▶ Your assignment
The answer must be every entry, given again word for word.

▶ Supplied material

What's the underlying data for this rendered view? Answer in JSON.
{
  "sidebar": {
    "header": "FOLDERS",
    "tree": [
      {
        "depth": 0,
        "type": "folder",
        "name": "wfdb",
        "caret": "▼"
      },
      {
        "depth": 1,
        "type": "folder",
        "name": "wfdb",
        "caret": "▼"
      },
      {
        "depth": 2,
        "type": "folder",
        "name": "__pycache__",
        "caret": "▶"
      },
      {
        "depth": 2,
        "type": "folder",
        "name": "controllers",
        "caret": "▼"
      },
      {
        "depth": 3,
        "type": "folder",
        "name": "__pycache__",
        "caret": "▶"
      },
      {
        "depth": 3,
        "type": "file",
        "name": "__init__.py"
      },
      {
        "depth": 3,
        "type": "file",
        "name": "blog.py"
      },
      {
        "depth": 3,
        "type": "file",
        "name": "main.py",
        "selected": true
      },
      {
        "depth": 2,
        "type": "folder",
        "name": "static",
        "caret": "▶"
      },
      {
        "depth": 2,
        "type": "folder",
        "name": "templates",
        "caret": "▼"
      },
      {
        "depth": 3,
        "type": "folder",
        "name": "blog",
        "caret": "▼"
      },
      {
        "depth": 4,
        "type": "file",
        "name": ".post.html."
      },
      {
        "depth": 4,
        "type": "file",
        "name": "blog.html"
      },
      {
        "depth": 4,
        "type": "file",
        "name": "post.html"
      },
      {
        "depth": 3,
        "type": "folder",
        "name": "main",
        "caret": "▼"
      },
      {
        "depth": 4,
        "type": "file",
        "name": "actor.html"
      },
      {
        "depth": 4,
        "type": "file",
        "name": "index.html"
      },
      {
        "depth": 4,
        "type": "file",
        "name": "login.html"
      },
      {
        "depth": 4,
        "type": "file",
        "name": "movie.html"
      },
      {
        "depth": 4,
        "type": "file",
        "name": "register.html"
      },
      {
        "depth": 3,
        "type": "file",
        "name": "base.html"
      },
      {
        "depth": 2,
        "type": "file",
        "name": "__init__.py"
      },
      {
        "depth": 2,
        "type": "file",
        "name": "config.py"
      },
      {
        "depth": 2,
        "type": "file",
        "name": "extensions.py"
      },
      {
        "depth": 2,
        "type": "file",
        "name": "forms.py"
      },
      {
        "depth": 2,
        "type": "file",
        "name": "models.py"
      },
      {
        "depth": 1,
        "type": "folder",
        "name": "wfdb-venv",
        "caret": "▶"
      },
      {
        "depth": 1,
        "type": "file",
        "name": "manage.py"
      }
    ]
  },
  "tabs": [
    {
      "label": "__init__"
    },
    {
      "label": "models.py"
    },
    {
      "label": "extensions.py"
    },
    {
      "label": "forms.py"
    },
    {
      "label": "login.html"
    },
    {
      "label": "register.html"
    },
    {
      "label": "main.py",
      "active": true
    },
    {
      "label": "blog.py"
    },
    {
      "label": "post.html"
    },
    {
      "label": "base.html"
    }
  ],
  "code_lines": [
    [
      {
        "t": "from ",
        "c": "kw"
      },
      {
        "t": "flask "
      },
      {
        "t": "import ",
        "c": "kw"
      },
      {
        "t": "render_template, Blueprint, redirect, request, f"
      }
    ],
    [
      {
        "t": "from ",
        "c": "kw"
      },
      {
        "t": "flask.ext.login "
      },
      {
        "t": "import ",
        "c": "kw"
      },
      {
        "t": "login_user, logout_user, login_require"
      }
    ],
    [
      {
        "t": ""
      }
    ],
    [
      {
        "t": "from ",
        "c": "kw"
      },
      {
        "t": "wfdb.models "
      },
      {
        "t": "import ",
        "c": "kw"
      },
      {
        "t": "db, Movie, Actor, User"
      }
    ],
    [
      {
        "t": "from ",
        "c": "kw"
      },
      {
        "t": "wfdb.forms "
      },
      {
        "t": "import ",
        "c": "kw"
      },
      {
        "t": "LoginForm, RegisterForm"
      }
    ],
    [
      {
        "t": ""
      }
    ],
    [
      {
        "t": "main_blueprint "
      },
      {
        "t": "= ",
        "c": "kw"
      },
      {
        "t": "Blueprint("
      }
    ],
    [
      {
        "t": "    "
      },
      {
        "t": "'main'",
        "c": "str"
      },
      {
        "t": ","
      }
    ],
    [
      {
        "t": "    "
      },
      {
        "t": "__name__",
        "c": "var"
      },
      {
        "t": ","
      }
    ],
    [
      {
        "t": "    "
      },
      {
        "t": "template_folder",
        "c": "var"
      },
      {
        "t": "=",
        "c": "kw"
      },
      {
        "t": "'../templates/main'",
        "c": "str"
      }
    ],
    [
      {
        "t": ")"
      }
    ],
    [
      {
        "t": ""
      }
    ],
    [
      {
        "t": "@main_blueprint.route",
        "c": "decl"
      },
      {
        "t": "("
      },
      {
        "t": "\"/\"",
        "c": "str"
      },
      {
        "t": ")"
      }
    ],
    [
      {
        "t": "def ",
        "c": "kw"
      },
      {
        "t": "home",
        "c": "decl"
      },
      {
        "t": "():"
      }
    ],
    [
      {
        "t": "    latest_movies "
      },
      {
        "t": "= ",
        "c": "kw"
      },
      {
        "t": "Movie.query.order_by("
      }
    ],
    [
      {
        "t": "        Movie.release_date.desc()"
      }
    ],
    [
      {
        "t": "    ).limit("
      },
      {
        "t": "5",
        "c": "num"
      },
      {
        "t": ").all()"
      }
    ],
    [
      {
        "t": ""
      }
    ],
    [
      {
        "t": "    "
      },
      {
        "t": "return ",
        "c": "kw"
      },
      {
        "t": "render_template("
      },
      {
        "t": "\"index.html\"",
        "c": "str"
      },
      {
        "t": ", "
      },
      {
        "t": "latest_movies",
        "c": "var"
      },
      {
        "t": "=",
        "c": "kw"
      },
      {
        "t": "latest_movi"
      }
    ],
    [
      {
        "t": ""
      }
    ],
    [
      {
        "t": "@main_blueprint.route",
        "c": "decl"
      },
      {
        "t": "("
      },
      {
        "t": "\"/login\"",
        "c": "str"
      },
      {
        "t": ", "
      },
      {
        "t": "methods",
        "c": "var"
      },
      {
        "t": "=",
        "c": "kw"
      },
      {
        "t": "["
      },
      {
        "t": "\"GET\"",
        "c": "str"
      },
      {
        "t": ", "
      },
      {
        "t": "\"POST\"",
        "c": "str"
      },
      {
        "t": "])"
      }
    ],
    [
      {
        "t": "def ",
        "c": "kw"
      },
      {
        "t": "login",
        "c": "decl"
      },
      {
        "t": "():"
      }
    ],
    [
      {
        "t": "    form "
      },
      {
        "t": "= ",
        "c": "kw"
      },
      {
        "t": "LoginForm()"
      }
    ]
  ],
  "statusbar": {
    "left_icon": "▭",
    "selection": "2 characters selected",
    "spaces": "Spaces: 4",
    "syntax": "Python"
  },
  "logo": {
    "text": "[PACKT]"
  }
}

▶ Solution
What's the underlying data for this rendered view? Answer in JSON.
{
  "sidebar": {
    "header": "FOLDERS",
    "tree": [
      {
        "depth": 0,
        "type": "folder",
        "name": "wfdb",
        "caret": "▼"
      },
      {
        "depth": 1,
        "type": "folder",
        "name": "wfdb",
        "caret": "▼"
      },
      {
        "depth": 2,
        "type": "folder",
        "name": "__pycache__",
        "caret": "▶"
      },
      {
        "depth": 2,
        "type": "folder",
        "name": "controllers",
        "caret": "▼"
      },
      {
        "depth": 3,
        "type": "folder",
        "name": "__pycache__",
        "caret": "▶"
      },
      {
        "depth": 3,
        "type": "file",
        "name": "__init__.py"
      },
      {
        "depth": 3,
        "type": "file",
        "name": "blog.py"
      },
      {
        "depth": 3,
        "type": "file",
        "name": "main.py",
        "selected": true
      },
      {
        "depth": 2,
        "type": "folder",
        "name": "static",
        "caret": "▶"
      },
      {
        "depth": 2,
        "type": "folder",
        "name": "templates",
        "caret": "▼"
      },
      {
        "depth": 3,
        "type": "folder",
        "name": "blog",
        "caret": "▼"
      },
      {
        "depth": 4,
        "type": "file",
        "name": ".post.html."
      },
      {
        "depth": 4,
        "type": "file",
        "name": "blog.html"
      },
      {
        "depth": 4,
        "type": "file",
        "name": "post.html"
      },
      {
        "depth": 3,
        "type": "folder",
        "name": "main",
        "caret": "▼"
      },
      {
        "depth": 4,
        "type": "file",
        "name": "actor.html"
      },
      {
        "depth": 4,
        "type": "file",
        "name": "index.html"
      },
      {
        "depth": 4,
        "type": "file",
        "name": "login.html"
      },
      {
        "depth": 4,
        "type": "file",
        "name": "movie.html"
      },
      {
        "depth": 4,
        "type": "file",
        "name": "register.html"
      },
      {
        "depth": 3,
        "type": "file",
        "name": "base.html"
      },
      {
        "depth": 2,
        "type": "file",
        "name": "__init__.py"
      },
      {
        "depth": 2,
        "type": "file",
        "name": "config.py"
      },
      {
        "depth": 2,
        "type": "file",
        "name": "extensions.py"
      },
      {
        "depth": 2,
        "type": "file",
        "name": "forms.py"
      },
      {
        "depth": 2,
        "type": "file",
        "name": "models.py"
      },
      {
        "depth": 1,
        "type": "folder",
        "name": "wfdb-venv",
        "caret": "▶"
      },
      {
        "depth": 1,
        "type": "file",
        "name": "manage.py"
      }
    ]
  },
  "tabs": [
    {
      "label": "__init__"
    },
    {
      "label": "models.py"
    },
    {
      "label": "extensions.py"
    },
    {
      "label": "forms.py"
    },
    {
      "label": "login.html"
    },
    {
      "label": "register.html"
    },
    {
      "label": "main.py",
      "active": true
    },
    {
      "label": "blog.py"
    },
    {
      "label": "post.html"
    },
    {
      "label": "base.html"
    }
  ],
  "code_lines": [
    [
      {
        "t": "from ",
        "c": "kw"
      },
      {
        "t": "flask "
      },
      {
        "t": "import ",
        "c": "kw"
      },
      {
        "t": "render_template, Blueprint, redirect, request, f"
      }
    ],
    [
      {
        "t": "from ",
        "c": "kw"
      },
      {
        "t": "flask.ext.login "
      },
      {
        "t": "import ",
        "c": "kw"
      },
      {
        "t": "login_user, logout_user, login_require"
      }
    ],
    [
      {
        "t": ""
      }
    ],
    [
      {
        "t": "from ",
        "c": "kw"
      },
      {
        "t": "wfdb.models "
      },
      {
        "t": "import ",
        "c": "kw"
      },
      {
        "t": "db, Movie, Actor, User"
      }
    ],
    [
      {
        "t": "from ",
        "c": "kw"
      },
      {
        "t": "wfdb.forms "
      },
      {
        "t": "import ",
        "c": "kw"
      },
      {
        "t": "LoginForm, RegisterForm"
      }
    ],
    [
      {
        "t": ""
      }
    ],
    [
      {
        "t": "main_blueprint "
      },
      {
        "t": "= ",
        "c": "kw"
      },
      {
        "t": "Blueprint("
      }
    ],
    [
      {
        "t": "    "
      },
      {
        "t": "'main'",
        "c": "str"
      },
      {
        "t": ","
      }
    ],
    [
      {
        "t": "    "
      },
      {
        "t": "__name__",
        "c": "var"
      },
      {
        "t": ","
      }
    ],
    [
      {
        "t": "    "
      },
      {
        "t": "template_folder",
        "c": "var"
      },
      {
        "t": "=",
        "c": "kw"
      },
      {
        "t": "'../templates/main'",
        "c": "str"
      }
    ],
    [
      {
        "t": ")"
      }
    ],
    [
      {
        "t": ""
      }
    ],
    [
      {
        "t": "@main_blueprint.route",
        "c": "decl"
      },
      {
        "t": "("
      },
      {
        "t": "\"/\"",
        "c": "str"
      },
      {
        "t": ")"
      }
    ],
    [
      {
        "t": "def ",
        "c": "kw"
      },
      {
        "t": "home",
        "c": "decl"
      },
      {
        "t": "():"
      }
    ],
    [
      {
        "t": "    latest_movies "
      },
      {
        "t": "= ",
        "c": "kw"
      },
      {
        "t": "Movie.query.order_by("
      }
    ],
    [
      {
        "t": "        Movie.release_date.desc()"
      }
    ],
    [
      {
        "t": "    ).limit("
      },
      {
        "t": "5",
        "c": "num"
      },
      {
        "t": ").all()"
      }
    ],
    [
      {
        "t": ""
      }
    ],
    [
      {
        "t": "    "
      },
      {
        "t": "return ",
        "c": "kw"
      },
      {
        "t": "render_template("
      },
      {
        "t": "\"index.html\"",
        "c": "str"
      },
      {
        "t": ", "
      },
      {
        "t": "latest_movies",
        "c": "var"
      },
      {
        "t": "=",
        "c": "kw"
      },
      {
        "t": "latest_movi"
      }
    ],
    [
      {
        "t": ""
      }
    ],
    [
      {
        "t": "@main_blueprint.route",
        "c": "decl"
      },
      {
        "t": "("
      },
      {
        "t": "\"/login\"",
        "c": "str"
      },
      {
        "t": ", "
      },
      {
        "t": "methods",
        "c": "var"
      },
      {
        "t": "=",
        "c": "kw"
      },
      {
        "t": "["
      },
      {
        "t": "\"GET\"",
        "c": "str"
      },
      {
        "t": ", "
      },
      {
        "t": "\"POST\"",
        "c": "str"
      },
      {
        "t": "])"
      }
    ],
    [
      {
        "t": "def ",
        "c": "kw"
      },
      {
        "t": "login",
        "c": "decl"
      },
      {
        "t": "():"
      }
    ],
    [
      {
        "t": "    form "
      },
      {
        "t": "= ",
        "c": "kw"
      },
      {
        "t": "LoginForm()"
      }
    ]
  ],
  "statusbar": {
    "left_icon": "▭",
    "selection": "2 characters selected",
    "spaces": "Spaces: 4",
    "syntax": "Python"
  },
  "logo": {
    "text": "[PACKT]"
  }
}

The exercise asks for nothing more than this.